§ **What you need to do**
Exactly as written, output each of the entries below.

§ **Input records**
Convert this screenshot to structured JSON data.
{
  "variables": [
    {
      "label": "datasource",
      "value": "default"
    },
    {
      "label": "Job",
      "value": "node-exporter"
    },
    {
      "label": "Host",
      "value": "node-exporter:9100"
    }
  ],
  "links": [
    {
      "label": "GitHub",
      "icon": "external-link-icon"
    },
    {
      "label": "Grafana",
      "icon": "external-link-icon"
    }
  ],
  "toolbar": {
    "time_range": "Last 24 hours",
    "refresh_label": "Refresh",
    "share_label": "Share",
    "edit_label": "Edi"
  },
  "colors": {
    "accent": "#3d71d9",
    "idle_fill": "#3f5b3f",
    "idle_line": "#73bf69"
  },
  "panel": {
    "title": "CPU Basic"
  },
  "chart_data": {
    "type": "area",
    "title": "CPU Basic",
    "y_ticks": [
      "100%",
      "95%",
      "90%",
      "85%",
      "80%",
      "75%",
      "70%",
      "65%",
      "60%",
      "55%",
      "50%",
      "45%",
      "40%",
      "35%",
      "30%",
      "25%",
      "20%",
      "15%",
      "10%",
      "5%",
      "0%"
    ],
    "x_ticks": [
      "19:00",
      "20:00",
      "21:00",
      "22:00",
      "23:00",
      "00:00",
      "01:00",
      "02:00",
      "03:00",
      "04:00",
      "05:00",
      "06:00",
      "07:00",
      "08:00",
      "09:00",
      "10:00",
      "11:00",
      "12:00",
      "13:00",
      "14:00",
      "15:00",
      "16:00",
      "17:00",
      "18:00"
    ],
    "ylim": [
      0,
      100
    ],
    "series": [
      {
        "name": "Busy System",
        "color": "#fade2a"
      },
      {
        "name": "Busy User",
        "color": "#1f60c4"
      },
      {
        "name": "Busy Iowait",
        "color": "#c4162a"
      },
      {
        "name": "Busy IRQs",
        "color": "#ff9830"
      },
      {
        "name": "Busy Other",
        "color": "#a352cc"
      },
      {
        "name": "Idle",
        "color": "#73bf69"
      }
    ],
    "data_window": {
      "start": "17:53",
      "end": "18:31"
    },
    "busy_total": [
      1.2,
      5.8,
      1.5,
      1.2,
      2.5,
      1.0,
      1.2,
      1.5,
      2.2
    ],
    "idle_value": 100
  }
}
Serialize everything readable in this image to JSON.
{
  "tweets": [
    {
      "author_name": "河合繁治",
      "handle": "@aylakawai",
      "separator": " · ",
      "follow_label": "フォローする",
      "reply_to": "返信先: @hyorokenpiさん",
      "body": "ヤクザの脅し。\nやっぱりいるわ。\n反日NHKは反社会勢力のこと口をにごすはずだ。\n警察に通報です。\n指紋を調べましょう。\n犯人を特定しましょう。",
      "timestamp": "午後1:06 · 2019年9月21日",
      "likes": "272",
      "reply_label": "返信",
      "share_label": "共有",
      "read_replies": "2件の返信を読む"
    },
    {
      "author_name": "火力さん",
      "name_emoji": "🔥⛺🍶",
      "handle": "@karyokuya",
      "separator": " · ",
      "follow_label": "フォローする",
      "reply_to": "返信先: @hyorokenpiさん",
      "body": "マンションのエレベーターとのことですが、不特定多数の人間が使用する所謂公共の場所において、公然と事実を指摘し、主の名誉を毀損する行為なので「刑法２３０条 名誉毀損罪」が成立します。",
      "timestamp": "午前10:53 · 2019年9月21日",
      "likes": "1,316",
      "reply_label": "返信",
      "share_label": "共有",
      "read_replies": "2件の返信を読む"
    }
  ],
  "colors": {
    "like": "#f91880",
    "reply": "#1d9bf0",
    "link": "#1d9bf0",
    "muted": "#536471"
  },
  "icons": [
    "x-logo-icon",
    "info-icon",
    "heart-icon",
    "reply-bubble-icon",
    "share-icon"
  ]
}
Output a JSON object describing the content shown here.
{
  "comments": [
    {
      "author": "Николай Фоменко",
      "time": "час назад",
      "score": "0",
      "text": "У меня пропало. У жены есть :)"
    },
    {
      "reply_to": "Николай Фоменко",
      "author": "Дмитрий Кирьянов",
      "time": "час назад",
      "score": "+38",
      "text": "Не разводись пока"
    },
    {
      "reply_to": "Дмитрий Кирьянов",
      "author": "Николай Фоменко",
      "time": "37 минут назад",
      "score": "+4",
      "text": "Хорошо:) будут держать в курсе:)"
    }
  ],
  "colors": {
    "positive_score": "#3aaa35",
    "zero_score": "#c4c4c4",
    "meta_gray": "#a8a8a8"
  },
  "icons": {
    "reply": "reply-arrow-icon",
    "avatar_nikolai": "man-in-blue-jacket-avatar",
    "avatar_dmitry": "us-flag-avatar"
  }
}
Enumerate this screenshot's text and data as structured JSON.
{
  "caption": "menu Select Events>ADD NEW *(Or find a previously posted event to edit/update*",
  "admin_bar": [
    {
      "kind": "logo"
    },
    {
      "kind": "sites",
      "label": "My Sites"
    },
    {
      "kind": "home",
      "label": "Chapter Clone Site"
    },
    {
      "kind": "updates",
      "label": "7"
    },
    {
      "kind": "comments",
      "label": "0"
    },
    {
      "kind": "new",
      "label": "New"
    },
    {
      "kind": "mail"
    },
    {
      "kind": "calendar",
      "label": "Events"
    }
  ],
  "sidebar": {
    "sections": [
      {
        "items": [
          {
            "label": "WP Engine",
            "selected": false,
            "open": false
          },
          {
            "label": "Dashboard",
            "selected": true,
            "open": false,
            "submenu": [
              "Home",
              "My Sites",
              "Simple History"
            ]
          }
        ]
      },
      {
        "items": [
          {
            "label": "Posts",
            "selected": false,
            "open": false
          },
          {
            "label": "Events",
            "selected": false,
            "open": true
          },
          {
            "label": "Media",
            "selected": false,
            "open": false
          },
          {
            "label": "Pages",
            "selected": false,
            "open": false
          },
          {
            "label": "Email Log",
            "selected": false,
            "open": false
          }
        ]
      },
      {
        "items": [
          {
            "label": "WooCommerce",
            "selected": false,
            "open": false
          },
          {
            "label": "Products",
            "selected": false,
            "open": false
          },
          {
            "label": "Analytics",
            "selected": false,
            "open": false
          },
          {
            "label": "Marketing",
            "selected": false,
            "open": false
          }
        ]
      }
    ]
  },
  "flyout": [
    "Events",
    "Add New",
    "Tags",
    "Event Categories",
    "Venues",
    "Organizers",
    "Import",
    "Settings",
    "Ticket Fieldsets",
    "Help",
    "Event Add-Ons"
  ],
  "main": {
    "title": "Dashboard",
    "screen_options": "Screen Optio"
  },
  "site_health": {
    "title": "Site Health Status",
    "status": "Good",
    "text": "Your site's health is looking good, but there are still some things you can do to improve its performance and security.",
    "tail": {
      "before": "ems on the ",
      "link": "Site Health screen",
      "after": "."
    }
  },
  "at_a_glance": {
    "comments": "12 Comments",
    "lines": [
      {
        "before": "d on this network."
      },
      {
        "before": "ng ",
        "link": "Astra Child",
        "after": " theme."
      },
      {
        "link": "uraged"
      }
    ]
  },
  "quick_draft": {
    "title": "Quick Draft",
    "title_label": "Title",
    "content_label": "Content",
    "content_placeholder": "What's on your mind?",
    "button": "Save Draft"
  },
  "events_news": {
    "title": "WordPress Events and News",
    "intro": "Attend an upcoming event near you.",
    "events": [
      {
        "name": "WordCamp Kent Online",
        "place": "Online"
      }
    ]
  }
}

§ **Result of this exercise**
Convert this screenshot to structured JSON data.
{
  "variables": [
    {
      "label": "datasource",
      "value": "default"
    },
    {
      "label": "Job",
      "value": "node-exporter"
    },
    {
      "label": "Host",
      "value": "node-exporter:9100"
    }
  ],
  "links": [
    {
      "label": "GitHub",
      "icon": "external-link-icon"
    },
    {
      "label": "Grafana",
      "icon": "external-link-icon"
    }
  ],
  "toolbar": {
    "time_range": "Last 24 hours",
    "refresh_label": "Refresh",
    "share_label": "Share",
    "edit_label": "Edi"
  },
  "colors": {
    "accent": "#3d71d9",
    "idle_fill": "#3f5b3f",
    "idle_line": "#73bf69"
  },
  "panel": {
    "title": "CPU Basic"
  },
  "chart_data": {
    "type": "area",
    "title": "CPU Basic",
    "y_ticks": [
      "100%",
      "95%",
      "90%",
      "85%",
      "80%",
      "75%",
      "70%",
      "65%",
      "60%",
      "55%",
      "50%",
      "45%",
      "40%",
      "35%",
      "30%",
      "25%",
      "20%",
      "15%",
      "10%",
      "5%",
      "0%"
    ],
    "x_ticks": [
      "19:00",
      "20:00",
      "21:00",
      "22:00",
      "23:00",
      "00:00",
      "01:00",
      "02:00",
      "03:00",
      "04:00",
      "05:00",
      "06:00",
      "07:00",
      "08:00",
      "09:00",
      "10:00",
      "11:00",
      "12:00",
      "13:00",
      "14:00",
      "15:00",
      "16:00",
      "17:00",
      "18:00"
    ],
    "ylim": [
      0,
      100
    ],
    "series": [
      {
        "name": "Busy System",
        "color": "#fade2a"
      },
      {
        "name": "Busy User",
        "color": "#1f60c4"
      },
      {
        "name": "Busy Iowait",
        "color": "#c4162a"
      },
      {
        "name": "Busy IRQs",
        "color": "#ff9830"
      },
      {
        "name": "Busy Other",
        "color": "#a352cc"
      },
      {
        "name": "Idle",
        "color": "#73bf69"
      }
    ],
    "data_window": {
      "start": "17:53",
      "end": "18:31"
    },
    "busy_total": [
      1.2,
      5.8,
      1.5,
      1.2,
      2.5,
      1.0,
      1.2,
      1.5,
      2.2
    ],
    "idle_value": 100
  }
}
Serialize everything readable in this image to JSON.
{
  "tweets": [
    {
      "author_name": "河合繁治",
      "handle": "@aylakawai",
      "separator": " · ",
      "follow_label": "フォローする",
      "reply_to": "返信先: @hyorokenpiさん",
      "body": "ヤクザの脅し。\nやっぱりいるわ。\n反日NHKは反社会勢力のこと口をにごすはずだ。\n警察に通報です。\n指紋を調べましょう。\n犯人を特定しましょう。",
      "timestamp": "午後1:06 · 2019年9月21日",
      "likes": "272",
      "reply_label": "返信",
      "share_label": "共有",
      "read_replies": "2件の返信を読む"
    },
    {
      "author_name": "火力さん",
      "name_emoji": "🔥⛺🍶",
      "handle": "@karyokuya",
      "separator": " · ",
      "follow_label": "フォローする",
      "reply_to": "返信先: @hyorokenpiさん",
      "body": "マンションのエレベーターとのことですが、不特定多数の人間が使用する所謂公共の場所において、公然と事実を指摘し、主の名誉を毀損する行為なので「刑法２３０条 名誉毀損罪」が成立します。",
      "timestamp": "午前10:53 · 2019年9月21日",
      "likes": "1,316",
      "reply_label": "返信",
      "share_label": "共有",
      "read_replies": "2件の返信を読む"
    }
  ],
  "colors": {
    "like": "#f91880",
    "reply": "#1d9bf0",
    "link": "#1d9bf0",
    "muted": "#536471"
  },
  "icons": [
    "x-logo-icon",
    "info-icon",
    "heart-icon",
    "reply-bubble-icon",
    "share-icon"
  ]
}
Output a JSON object describing the content shown here.
{
  "comments": [
    {
      "author": "Николай Фоменко",
      "time": "час назад",
      "score": "0",
      "text": "У меня пропало. У жены есть :)"
    },
    {
      "reply_to": "Николай Фоменко",
      "author": "Дмитрий Кирьянов",
      "time": "час назад",
      "score": "+38",
      "text": "Не разводись пока"
    },
    {
      "reply_to": "Дмитрий Кирьянов",
      "author": "Николай Фоменко",
      "time": "37 минут назад",
      "score": "+4",
      "text": "Хорошо:) будут держать в курсе:)"
    }
  ],
  "colors": {
    "positive_score": "#3aaa35",
    "zero_score": "#c4c4c4",
    "meta_gray": "#a8a8a8"
  },
  "icons": {
    "reply": "reply-arrow-icon",
    "avatar_nikolai": "man-in-blue-jacket-avatar",
    "avatar_dmitry": "us-flag-avatar"
  }
}
Enumerate this screenshot's text and data as structured JSON.
{
  "caption": "menu Select Events>ADD NEW *(Or find a previously posted event to edit/update*",
  "admin_bar": [
    {
      "kind": "logo"
    },
    {
      "kind": "sites",
      "label": "My Sites"
    },
    {
      "kind": "home",
      "label": "Chapter Clone Site"
    },
    {
      "kind": "updates",
      "label": "7"
    },
    {
      "kind": "comments",
      "label": "0"
    },
    {
      "kind": "new",
      "label": "New"
    },
    {
      "kind": "mail"
    },
    {
      "kind": "calendar",
      "label": "Events"
    }
  ],
  "sidebar": {
    "sections": [
      {
        "items": [
          {
            "label": "WP Engine",
            "selected": false,
            "open": false
          },
          {
            "label": "Dashboard",
            "selected": true,
            "open": false,
            "submenu": [
              "Home",
              "My Sites",
              "Simple History"
            ]
          }
        ]
      },
      {
        "items": [
          {
            "label": "Posts",
            "selected": false,
            "open": false
          },
          {
            "label": "Events",
            "selected": false,
            "open": true
          },
          {
            "label": "Media",
            "selected": false,
            "open": false
          },
          {
            "label": "Pages",
            "selected": false,
            "open": false
          },
          {
            "label": "Email Log",
            "selected": false,
            "open": false
          }
        ]
      },
      {
        "items": [
          {
            "label": "WooCommerce",
            "selected": false,
            "open": false
          },
          {
            "label": "Products",
            "selected": false,
            "open": false
          },
          {
            "label": "Analytics",
            "selected": false,
            "open": false
          },
          {
            "label": "Marketing",
            "selected": false,
            "open": false
          }
        ]
      }
    ]
  },
  "flyout": [
    "Events",
    "Add New",
    "Tags",
    "Event Categories",
    "Venues",
    "Organizers",
    "Import",
    "Settings",
    "Ticket Fieldsets",
    "Help",
    "Event Add-Ons"
  ],
  "main": {
    "title": "Dashboard",
    "screen_options": "Screen Optio"
  },
  "site_health": {
    "title": "Site Health Status",
    "status": "Good",
    "text": "Your site's health is looking good, but there are still some things you can do to improve its performance and security.",
    "tail": {
      "before": "ems on the ",
      "link": "Site Health screen",
      "after": "."
    }
  },
  "at_a_glance": {
    "comments": "12 Comments",
    "lines": [
      {
        "before": "d on this network."
      },
      {
        "before": "ng ",
        "link": "Astra Child",
        "after": " theme."
      },
      {
        "link": "uraged"
      }
    ]
  },
  "quick_draft": {
    "title": "Quick Draft",
    "title_label": "Title",
    "content_label": "Content",
    "content_placeholder": "What's on your mind?",
    "button": "Save Draft"
  },
  "events_news": {
    "title": "WordPress Events and News",
    "intro": "Attend an upcoming event near you.",
    "events": [
      {
        "name": "WordCamp Kent Online",
        "place": "Online"
      }
    ]
  }
}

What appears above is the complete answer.